#### Task goal
After locating the line that contains "Give me the", give that line and all the rest through the end of the entries again exactly, leaving the pictures out.

#### Materials provided
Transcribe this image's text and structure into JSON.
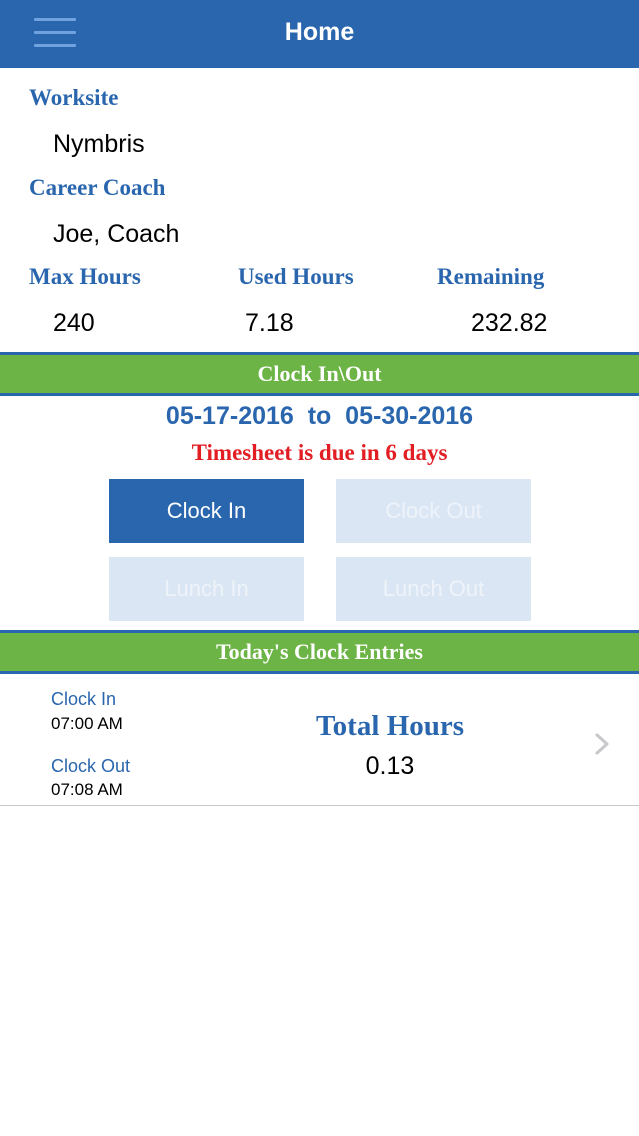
{
  "nav": {
    "title": "Home"
  },
  "info": {
    "worksite_label": "Worksite",
    "worksite_value": "Nymbris",
    "coach_label": "Career Coach",
    "coach_value": "Joe, Coach",
    "max_label": "Max Hours",
    "max_value": "240",
    "used_label": "Used Hours",
    "used_value": "7.18",
    "remaining_label": "Remaining",
    "remaining_value": "232.82"
  },
  "clock": {
    "section_title": "Clock In\\Out",
    "date_range": "05-17-2016  to  05-30-2016",
    "due_message": "Timesheet is due in 6 days",
    "buttons": {
      "clock_in": "Clock In",
      "clock_out": "Clock Out",
      "lunch_in": "Lunch In",
      "lunch_out": "Lunch Out"
    }
  },
  "entries": {
    "section_title": "Today's Clock Entries",
    "items": [
      {
        "clock_in_label": "Clock In",
        "clock_in_time": "07:00 AM",
        "clock_out_label": "Clock Out",
        "clock_out_time": "07:08 AM",
        "total_label": "Total Hours",
        "total_value": "0.13"
      }
    ]
  },
  "colors": {
    "primary": "#2a66ae",
    "section_bar": "#6cb445",
    "alert": "#e21d23",
    "disabled_button": "#dbe6f4"
  },
  "icons": {
    "menu": "hamburger-icon",
    "row_chevron": "chevron-right-icon"
  }
}
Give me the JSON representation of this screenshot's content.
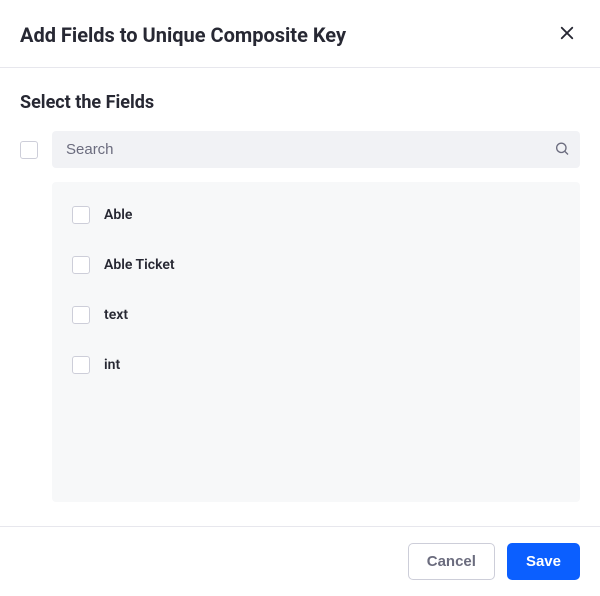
{
  "dialog": {
    "title": "Add Fields to Unique Composite Key",
    "section_title": "Select the Fields",
    "search": {
      "placeholder": "Search",
      "value": ""
    },
    "fields": [
      {
        "label": "Able",
        "checked": false
      },
      {
        "label": "Able Ticket",
        "checked": false
      },
      {
        "label": "text",
        "checked": false
      },
      {
        "label": "int",
        "checked": false
      }
    ],
    "footer": {
      "cancel_label": "Cancel",
      "save_label": "Save"
    }
  }
}
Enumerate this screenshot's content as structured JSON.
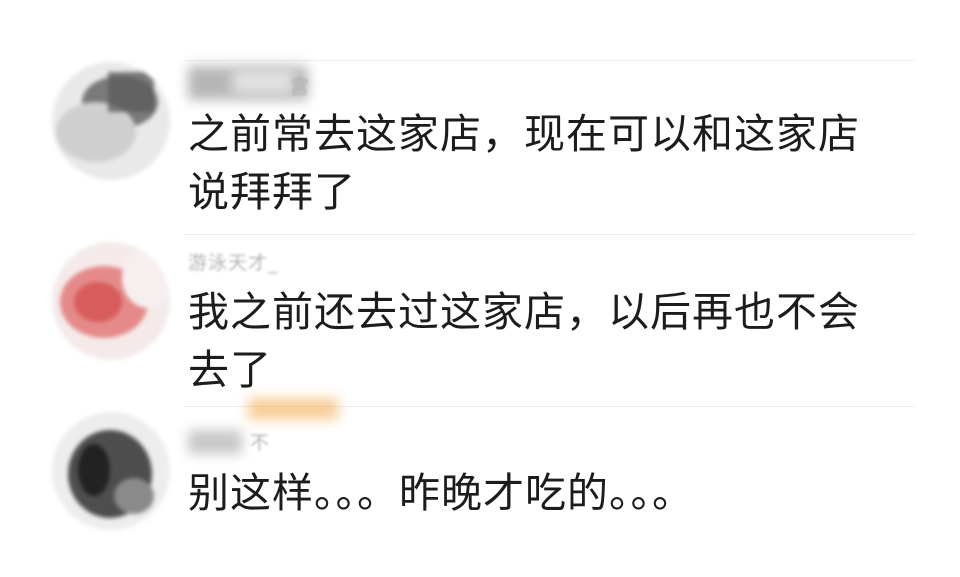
{
  "comments": [
    {
      "username": "宫",
      "text": "之前常去这家店，现在可以和这家店说拜拜了"
    },
    {
      "username": "游泳天才_",
      "text": "我之前还去过这家店，以后再也不会去了"
    },
    {
      "username": "不",
      "text": "别这样。。。昨晚才吃的。。。"
    }
  ],
  "colors": {
    "text": "#1c1c1c",
    "username": "#a6a6a6",
    "divider": "#ececec"
  }
}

#### Task response
Give me the JSON representation of this screenshot's content.
{
  "dialog": {
    "title": "Add Fields to Unique Composite Key",
    "section_title": "Select the Fields",
    "search": {
      "placeholder": "Search",
      "value": ""
    },
    "fields": [
      {
        "label": "Able",
        "checked": false
      },
      {
        "label": "Able Ticket",
        "checked": false
      },
      {
        "label": "text",
        "checked": false
      },
      {
        "label": "int",
        "checked": false
      }
    ],
    "footer": {
      "cancel_label": "Cancel",
      "save_label": "Save"
    }
  }
}
Enumerate this screenshot's content as structured JSON.
{
  "comments": [
    {
      "username": "宫",
      "text": "之前常去这家店，现在可以和这家店说拜拜了"
    },
    {
      "username": "游泳天才_",
      "text": "我之前还去过这家店，以后再也不会去了"
    },
    {
      "username": "不",
      "text": "别这样。。。昨晚才吃的。。。"
    }
  ],
  "colors": {
    "text": "#1c1c1c",
    "username": "#a6a6a6",
    "divider": "#ececec"
  }
}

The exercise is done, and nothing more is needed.